“Growing at a compounded annual growth rate of over 4%, milk production in India is expected to rise to about 177m tonnes by 2019-2020, and that would help in meeting the projected demand of 150m tonnes by 2016-17, which has been envisaged in National Dairy Plan phase one,” said DS Rawat, national secretary general of Assocham.
The increase in the income level of average Indians is being accompanied by a change in their food baskets as the monthly per-capita consumption expenditure on milk and milk products in both rural and urban areas has grown significantly at about 92% and 72% respectively.
Uttar Pradesh commands highest share of over 17% in total milk production, followed by Rajasthan (11%), Andhra Pradesh (9%), Punjab and Gujarat (8% each). The top five states have a combined share of over 53%.
“Concentration of milk production in some pockets, together with the high cost of transportation, has led to rising disparity among states in terms of per-capita milk availability,” the study added.
It also warned of the urgent need to build up strategies to increase competitiveness in all segments of dairy chain. “For promotion of the dairy sector in India, emphasis now needs to be more on how to involve and encourage the village population into proactively adopting dairy industry as a viable alternative to the agricultural activity.”

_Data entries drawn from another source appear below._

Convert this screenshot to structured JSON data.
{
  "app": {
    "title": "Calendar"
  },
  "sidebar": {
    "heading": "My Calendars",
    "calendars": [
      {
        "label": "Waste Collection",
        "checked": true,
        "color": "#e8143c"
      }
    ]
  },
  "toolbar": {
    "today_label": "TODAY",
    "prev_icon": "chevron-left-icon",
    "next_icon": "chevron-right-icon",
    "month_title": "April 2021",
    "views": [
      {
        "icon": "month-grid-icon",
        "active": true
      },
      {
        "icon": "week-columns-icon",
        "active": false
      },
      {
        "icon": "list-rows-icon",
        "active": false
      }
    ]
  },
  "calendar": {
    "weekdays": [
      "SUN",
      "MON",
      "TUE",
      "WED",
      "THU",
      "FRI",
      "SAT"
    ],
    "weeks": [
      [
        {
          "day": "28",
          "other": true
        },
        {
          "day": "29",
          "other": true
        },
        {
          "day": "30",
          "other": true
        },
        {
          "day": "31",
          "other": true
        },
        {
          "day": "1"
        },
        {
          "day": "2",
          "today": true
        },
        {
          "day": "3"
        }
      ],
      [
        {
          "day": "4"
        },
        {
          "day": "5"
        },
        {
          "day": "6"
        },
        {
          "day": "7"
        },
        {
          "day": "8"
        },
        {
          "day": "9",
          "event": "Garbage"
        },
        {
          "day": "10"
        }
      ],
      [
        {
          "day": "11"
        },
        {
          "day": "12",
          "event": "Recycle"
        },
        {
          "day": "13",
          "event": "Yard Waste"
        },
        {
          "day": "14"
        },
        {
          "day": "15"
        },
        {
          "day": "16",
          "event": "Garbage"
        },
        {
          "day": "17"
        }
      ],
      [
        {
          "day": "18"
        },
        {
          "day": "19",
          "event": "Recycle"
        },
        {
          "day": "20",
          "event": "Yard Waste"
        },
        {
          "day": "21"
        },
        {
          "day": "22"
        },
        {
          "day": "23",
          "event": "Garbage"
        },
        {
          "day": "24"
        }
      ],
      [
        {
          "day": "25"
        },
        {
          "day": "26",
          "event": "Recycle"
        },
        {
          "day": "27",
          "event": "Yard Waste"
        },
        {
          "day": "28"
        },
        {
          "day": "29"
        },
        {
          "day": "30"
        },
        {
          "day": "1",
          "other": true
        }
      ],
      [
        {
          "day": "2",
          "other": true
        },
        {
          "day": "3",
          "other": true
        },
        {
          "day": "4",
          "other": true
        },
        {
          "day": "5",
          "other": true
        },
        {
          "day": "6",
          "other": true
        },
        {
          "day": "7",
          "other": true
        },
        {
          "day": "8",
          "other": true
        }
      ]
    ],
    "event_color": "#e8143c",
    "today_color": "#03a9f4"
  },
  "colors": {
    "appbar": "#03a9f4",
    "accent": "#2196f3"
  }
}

The chamber advised producers to strengthen the economic viability of dairy farms, increase the link between rural production areas and urban markets and adopt packaging to meet the needs of the poor as part of a long-term growth strategy for the dairy sector.